There are great risks to implementing a VoIP Network without proper Layer 2 network controls in place. Through a successful VoIP Penetration Test, it is clear how risky this specific configuration can be. To help reduce these risks, we recommend performing the suggested VoIP Hop validation test, to validate that the proper security controls are in place, and help secure VoIP networks. To automate the task of this validation test, Jason Ostrom has developed “VoIP Hopper”, an automated tool that runs this validation test rapidly.

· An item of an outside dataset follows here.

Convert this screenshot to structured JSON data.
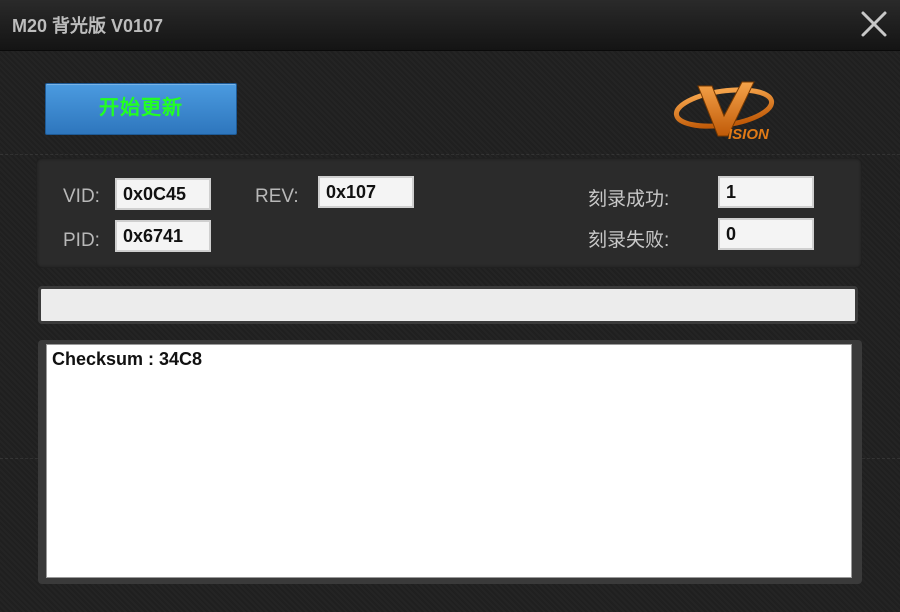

VoIP Hopper can be downloaded from http://voiphopper.sourceforge.net, and a demonstration of the tool in action follows:

“VoIP Hopper” has tremendous value for security teams and VoIP Administrators, as it can help determine if a particular converged VoIP network is vulnerable to certain VP attacks. “VoIP Hopper” was created to increase awareness throughout the networking and security communities as to the potential risks of IP Telephony deployments. As VoIP becomes more ubiquitous, these risks (and their incumbent threats) will only increase. “VoIP Hopper” is our first step to helping the community discover, and eventually protect against, these risks.

Conclusion

The prevalence of converged networks based on VoIP technologies is increasing. As it grows, more attackers will discover the untapped potential provided by these networks to gain access to critical resources. VoIP is another entry point into the corporate network, in the same way that the Internet and wireless networks are common ways to enter the network surreptitiously. In the future, attack vectors against Voice Gateways may become more prevalent. The enterprise that begins protecting against these potential risks will find themselves ahead of the curve if hackers ever turn their full attention to VoIP.

About the Authors:

Jason Ostrom is a Security Tester for Vigilar, Inc. Jason is a graduate of the University of Michigan, Ann Arbor, and can be reached at jostrom@vigilar.com.

John Kindervag is a Senior Security Architect at Vigilar, Inc, where he helps corporations design secure networks. He has particular expertise in the areas of PCI Compliance, Wireless Security, Intrusion Prevention, and Application Security, and can be reached at jkindervag@vigilar.com.

This article originally appeared on SecurityFocus.com -- reproduction in whole or in part is not allowed without expressed written consent.